The result should be every line in the data below that carries the string "arrive".

**DATA SHOWN**
####################

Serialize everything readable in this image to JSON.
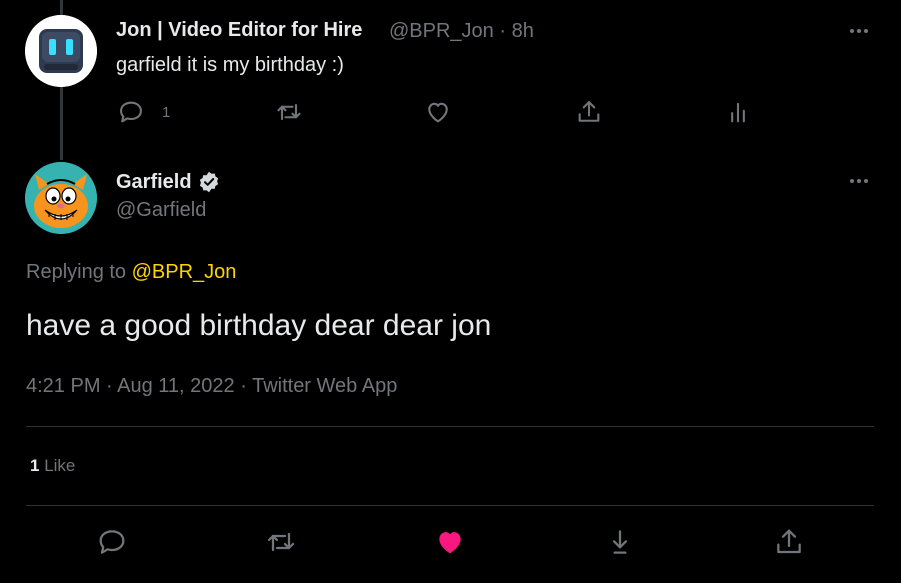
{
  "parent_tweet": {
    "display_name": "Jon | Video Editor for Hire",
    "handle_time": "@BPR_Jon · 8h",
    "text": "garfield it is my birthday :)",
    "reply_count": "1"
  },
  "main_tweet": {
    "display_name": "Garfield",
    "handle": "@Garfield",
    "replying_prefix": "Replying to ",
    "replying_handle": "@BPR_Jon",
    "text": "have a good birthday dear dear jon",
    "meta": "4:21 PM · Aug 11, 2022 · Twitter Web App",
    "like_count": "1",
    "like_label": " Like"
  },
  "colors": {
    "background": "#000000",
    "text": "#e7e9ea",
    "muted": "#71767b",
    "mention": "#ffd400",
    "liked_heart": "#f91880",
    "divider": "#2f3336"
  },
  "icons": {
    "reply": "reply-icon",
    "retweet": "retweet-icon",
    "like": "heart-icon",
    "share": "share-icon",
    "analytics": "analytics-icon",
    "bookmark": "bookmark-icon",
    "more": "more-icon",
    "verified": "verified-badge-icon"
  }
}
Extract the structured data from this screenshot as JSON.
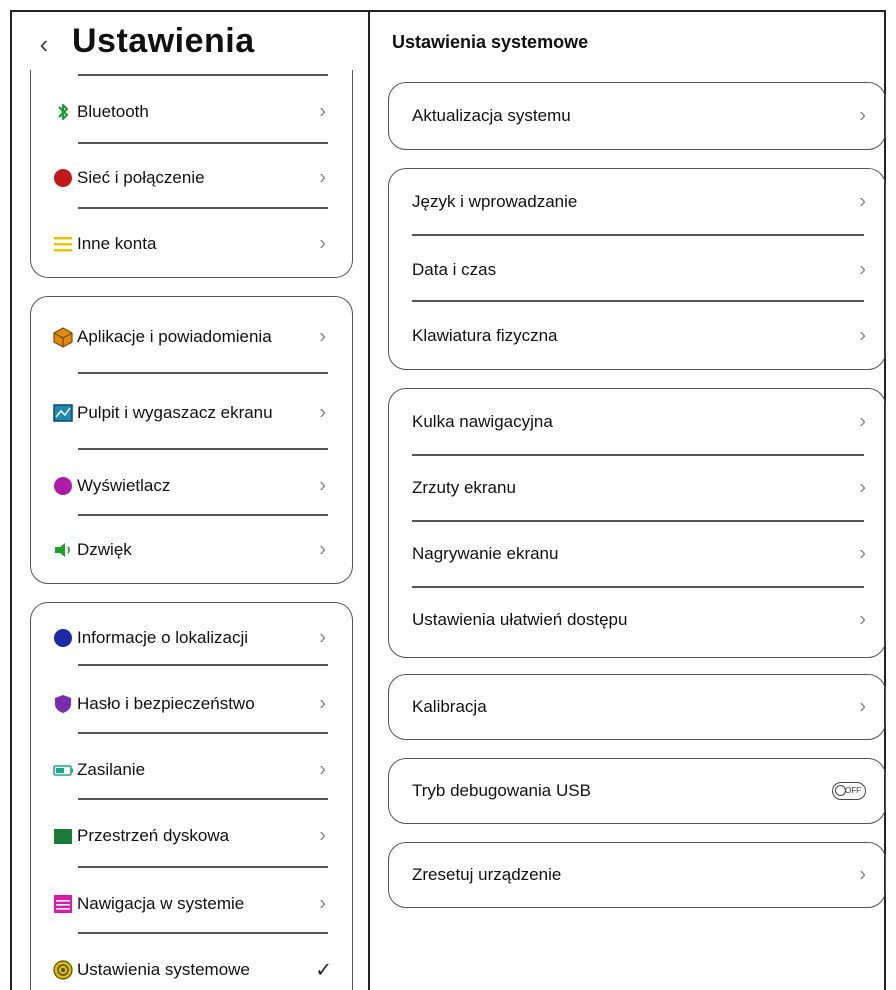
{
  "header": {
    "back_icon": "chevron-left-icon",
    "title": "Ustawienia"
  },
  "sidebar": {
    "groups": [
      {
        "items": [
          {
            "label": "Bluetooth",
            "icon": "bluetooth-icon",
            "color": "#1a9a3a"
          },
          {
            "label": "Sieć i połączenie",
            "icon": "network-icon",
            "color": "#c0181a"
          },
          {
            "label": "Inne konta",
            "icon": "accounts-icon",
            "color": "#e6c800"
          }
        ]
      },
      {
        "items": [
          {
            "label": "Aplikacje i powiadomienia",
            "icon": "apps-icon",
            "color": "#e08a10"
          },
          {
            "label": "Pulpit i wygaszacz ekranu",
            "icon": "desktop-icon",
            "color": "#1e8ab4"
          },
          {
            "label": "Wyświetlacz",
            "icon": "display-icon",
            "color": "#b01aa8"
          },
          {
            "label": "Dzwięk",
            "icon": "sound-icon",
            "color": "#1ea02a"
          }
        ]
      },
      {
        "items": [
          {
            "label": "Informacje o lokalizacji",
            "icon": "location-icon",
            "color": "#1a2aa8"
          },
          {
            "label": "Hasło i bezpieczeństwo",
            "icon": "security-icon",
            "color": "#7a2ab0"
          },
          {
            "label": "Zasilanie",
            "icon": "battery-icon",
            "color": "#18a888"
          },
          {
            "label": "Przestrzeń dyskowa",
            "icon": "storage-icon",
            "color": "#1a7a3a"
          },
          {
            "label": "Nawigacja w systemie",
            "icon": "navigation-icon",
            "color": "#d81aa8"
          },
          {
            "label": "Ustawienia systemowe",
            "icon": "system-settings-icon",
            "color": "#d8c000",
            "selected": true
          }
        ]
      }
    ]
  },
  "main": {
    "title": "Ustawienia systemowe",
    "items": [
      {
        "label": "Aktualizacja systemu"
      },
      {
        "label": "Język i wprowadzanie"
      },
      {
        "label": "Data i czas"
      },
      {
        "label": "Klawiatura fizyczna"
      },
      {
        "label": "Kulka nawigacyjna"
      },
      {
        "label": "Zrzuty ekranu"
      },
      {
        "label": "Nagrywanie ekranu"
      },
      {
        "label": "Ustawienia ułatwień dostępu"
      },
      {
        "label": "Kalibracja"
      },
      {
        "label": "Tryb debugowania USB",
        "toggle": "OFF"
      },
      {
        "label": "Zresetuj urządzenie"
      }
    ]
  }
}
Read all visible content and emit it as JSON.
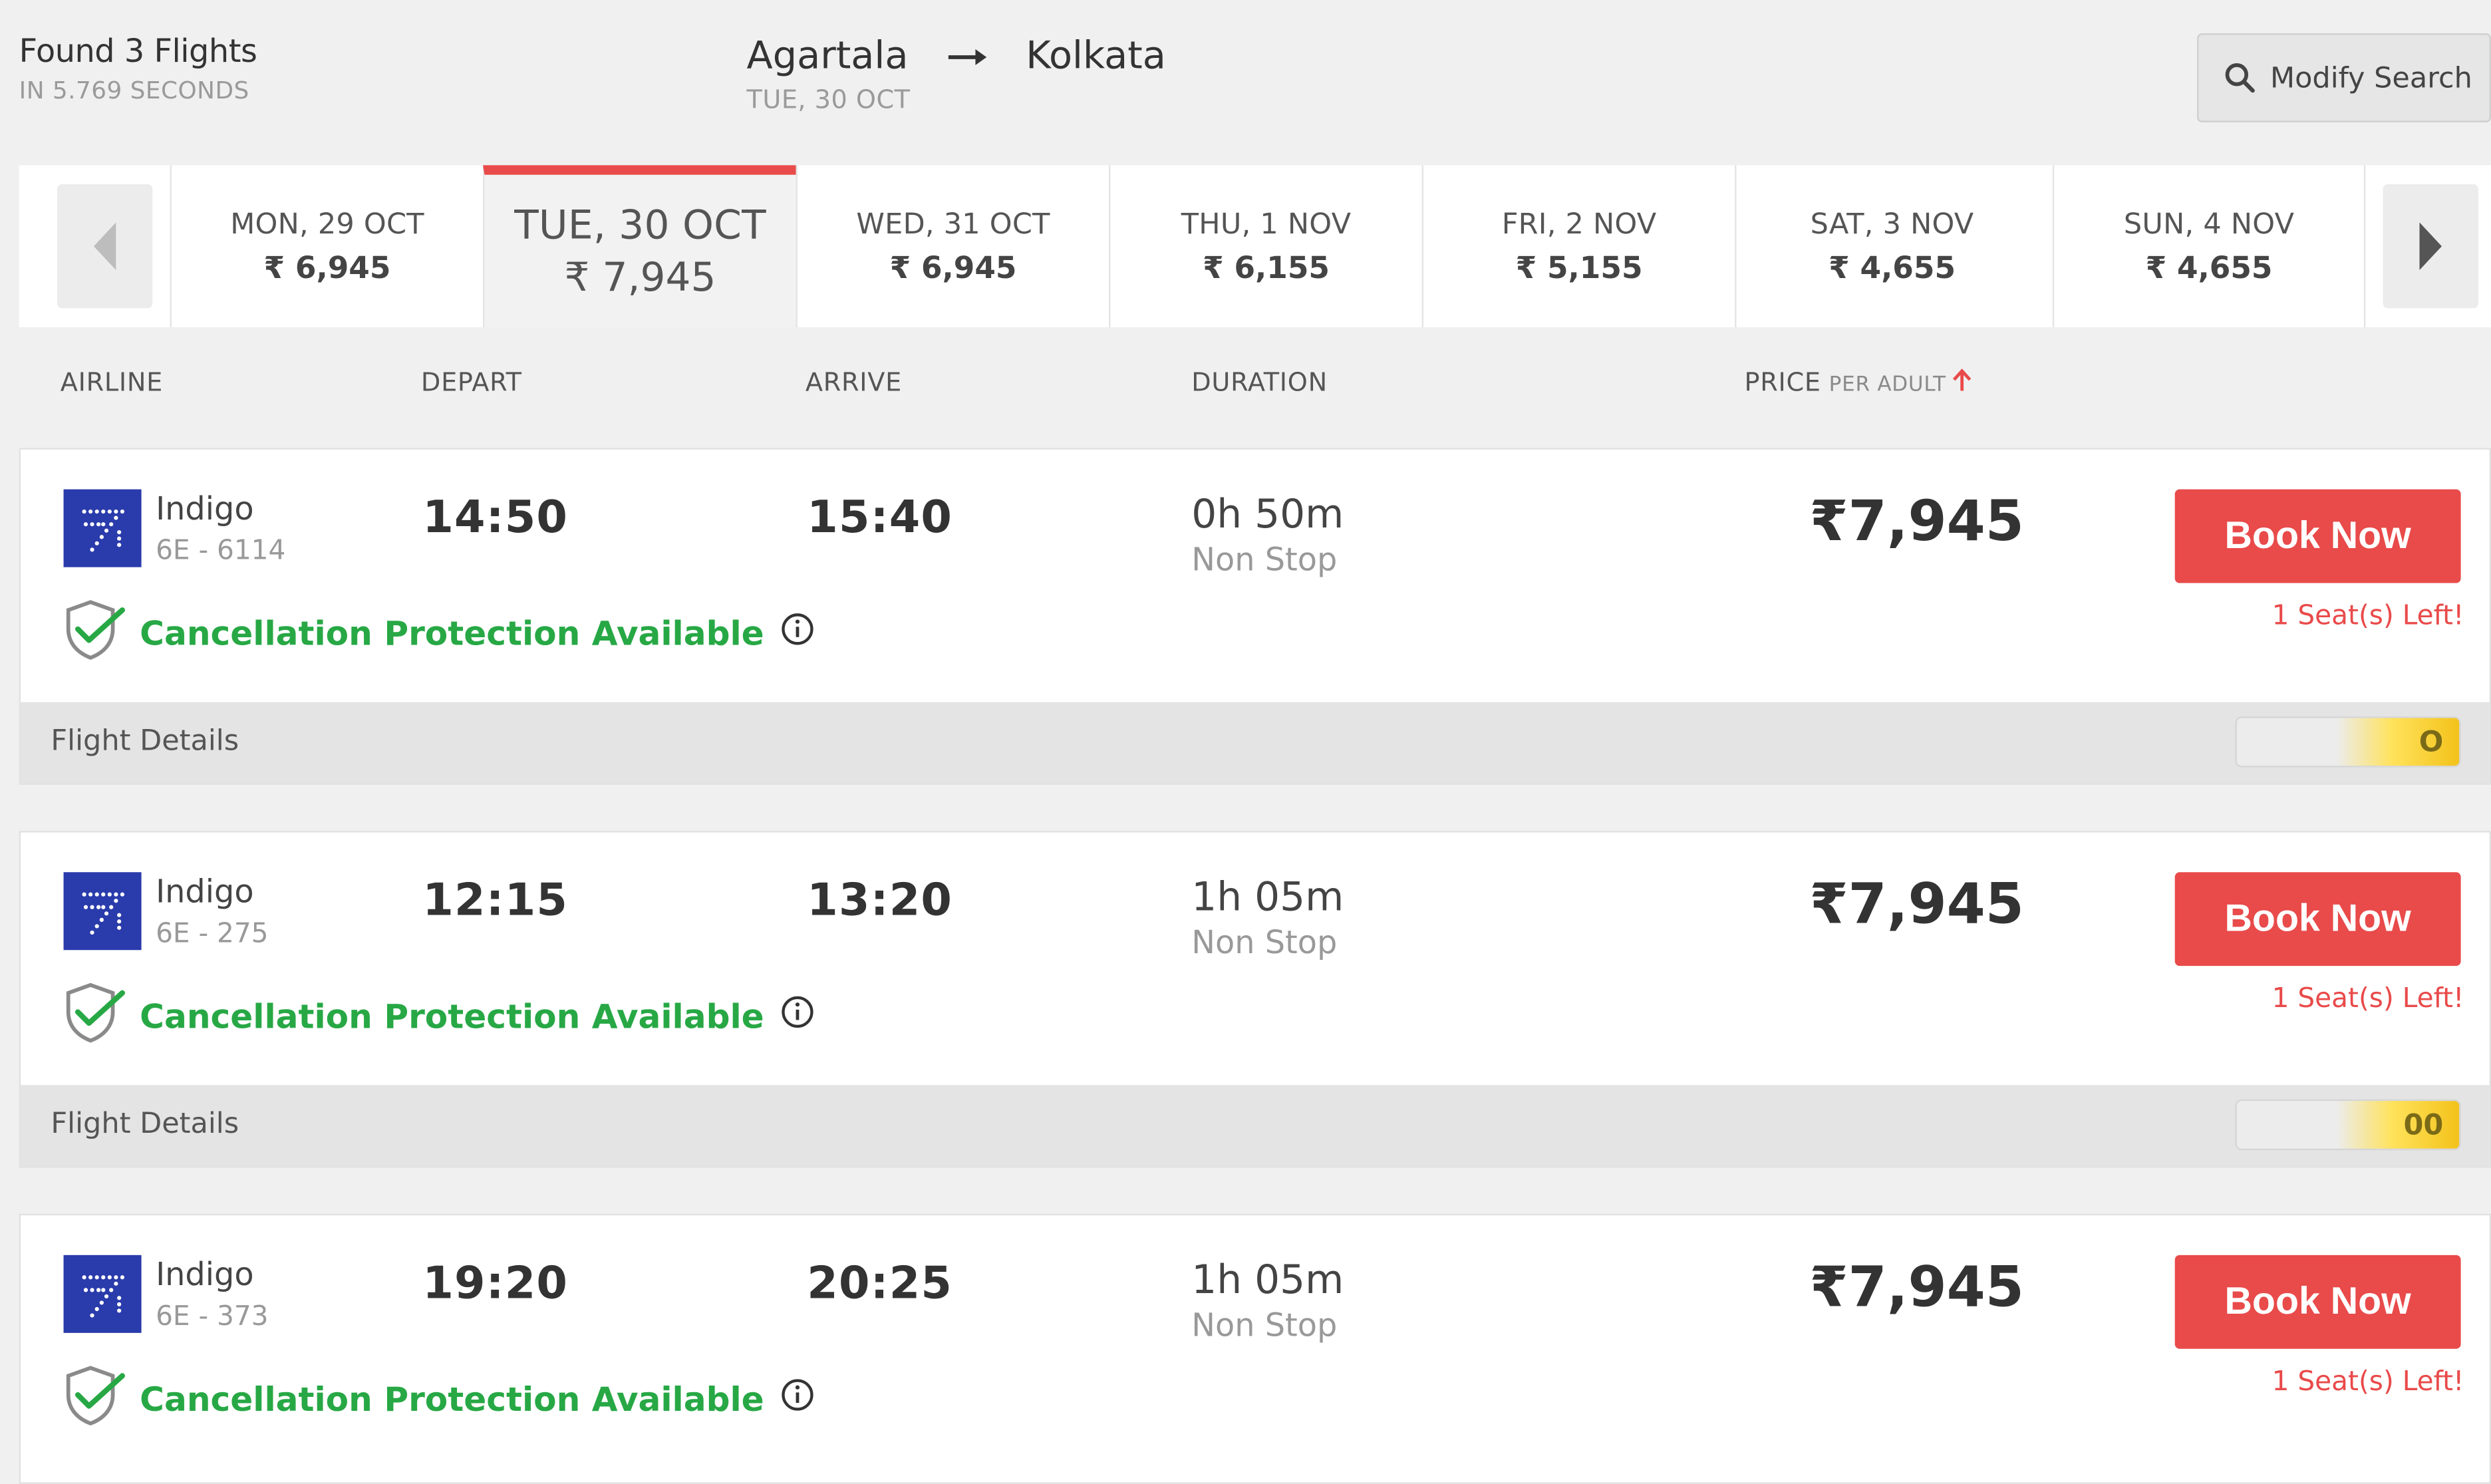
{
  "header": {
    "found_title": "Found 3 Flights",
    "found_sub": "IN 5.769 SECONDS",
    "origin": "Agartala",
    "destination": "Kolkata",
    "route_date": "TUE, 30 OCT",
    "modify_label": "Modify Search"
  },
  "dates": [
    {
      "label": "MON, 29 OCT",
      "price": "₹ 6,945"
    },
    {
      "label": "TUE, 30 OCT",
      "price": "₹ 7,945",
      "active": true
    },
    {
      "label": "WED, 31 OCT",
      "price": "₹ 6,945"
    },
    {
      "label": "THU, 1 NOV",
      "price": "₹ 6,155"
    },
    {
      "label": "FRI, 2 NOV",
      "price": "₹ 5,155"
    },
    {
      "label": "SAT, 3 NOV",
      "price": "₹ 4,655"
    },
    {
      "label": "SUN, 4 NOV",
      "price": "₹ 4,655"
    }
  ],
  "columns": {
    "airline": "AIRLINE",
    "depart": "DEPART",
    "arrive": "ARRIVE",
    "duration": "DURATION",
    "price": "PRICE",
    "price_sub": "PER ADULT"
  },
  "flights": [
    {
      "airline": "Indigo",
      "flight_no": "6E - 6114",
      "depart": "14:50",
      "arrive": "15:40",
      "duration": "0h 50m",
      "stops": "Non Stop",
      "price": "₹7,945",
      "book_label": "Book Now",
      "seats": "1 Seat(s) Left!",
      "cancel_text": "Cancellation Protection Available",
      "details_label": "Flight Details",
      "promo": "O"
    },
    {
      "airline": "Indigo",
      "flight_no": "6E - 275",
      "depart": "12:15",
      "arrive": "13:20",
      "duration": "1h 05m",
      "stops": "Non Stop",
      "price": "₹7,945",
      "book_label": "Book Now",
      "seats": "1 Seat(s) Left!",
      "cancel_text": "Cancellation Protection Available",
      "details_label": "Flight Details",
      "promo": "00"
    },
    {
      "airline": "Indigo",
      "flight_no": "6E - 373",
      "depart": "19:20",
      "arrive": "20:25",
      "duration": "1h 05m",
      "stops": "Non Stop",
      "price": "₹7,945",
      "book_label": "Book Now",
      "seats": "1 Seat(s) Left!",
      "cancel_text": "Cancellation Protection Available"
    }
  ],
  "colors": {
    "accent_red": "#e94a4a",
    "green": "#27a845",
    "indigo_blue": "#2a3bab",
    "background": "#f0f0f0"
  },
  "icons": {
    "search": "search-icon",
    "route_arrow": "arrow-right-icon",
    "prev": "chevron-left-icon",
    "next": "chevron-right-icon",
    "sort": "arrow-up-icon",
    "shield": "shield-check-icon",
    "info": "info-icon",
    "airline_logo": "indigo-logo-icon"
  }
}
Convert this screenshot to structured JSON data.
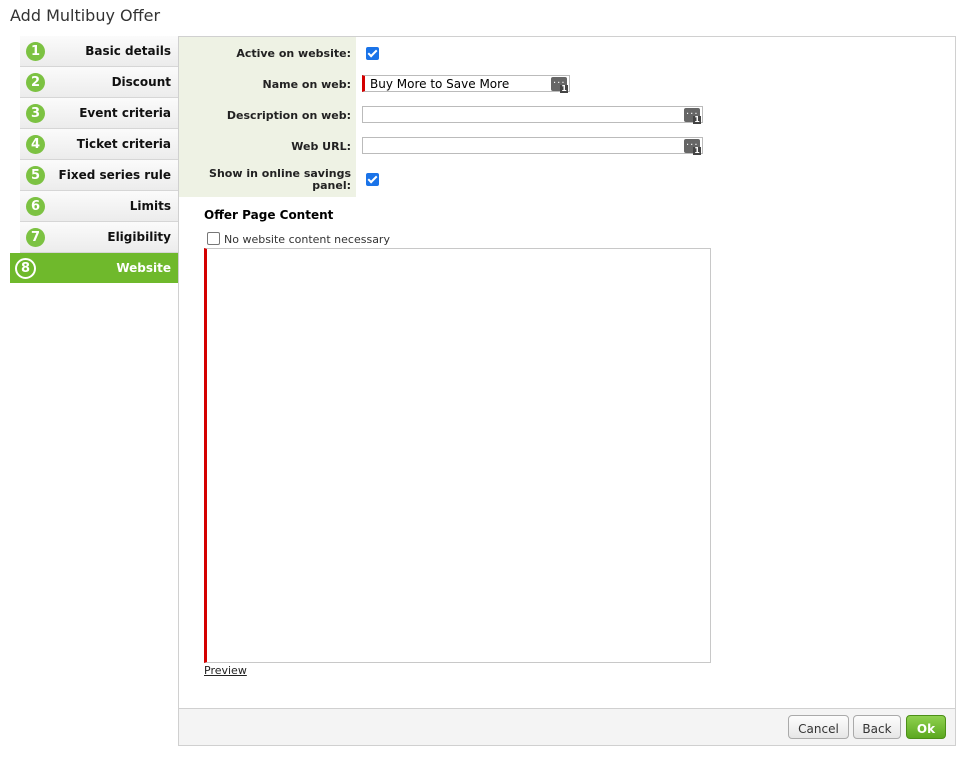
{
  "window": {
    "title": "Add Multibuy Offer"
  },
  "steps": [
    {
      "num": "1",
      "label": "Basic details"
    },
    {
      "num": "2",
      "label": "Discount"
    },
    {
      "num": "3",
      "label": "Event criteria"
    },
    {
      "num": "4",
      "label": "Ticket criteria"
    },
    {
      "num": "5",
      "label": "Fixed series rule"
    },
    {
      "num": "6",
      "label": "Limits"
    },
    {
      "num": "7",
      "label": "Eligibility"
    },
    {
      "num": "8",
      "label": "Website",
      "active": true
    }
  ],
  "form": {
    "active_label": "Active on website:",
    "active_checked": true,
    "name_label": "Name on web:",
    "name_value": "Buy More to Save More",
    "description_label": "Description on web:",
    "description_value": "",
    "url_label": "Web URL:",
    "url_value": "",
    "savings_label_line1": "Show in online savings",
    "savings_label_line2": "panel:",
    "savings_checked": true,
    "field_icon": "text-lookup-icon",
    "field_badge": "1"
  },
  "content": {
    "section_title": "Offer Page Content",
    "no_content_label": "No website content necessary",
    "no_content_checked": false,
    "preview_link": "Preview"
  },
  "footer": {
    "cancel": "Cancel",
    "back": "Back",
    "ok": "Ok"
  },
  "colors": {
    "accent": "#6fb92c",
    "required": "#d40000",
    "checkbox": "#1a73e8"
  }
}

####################

**ANSWER TO THIS EXERCISE**
    "arrive": "ARRIVE",
      "arrive": "15:40",
      "arrive": "13:20",
      "arrive": "20:25",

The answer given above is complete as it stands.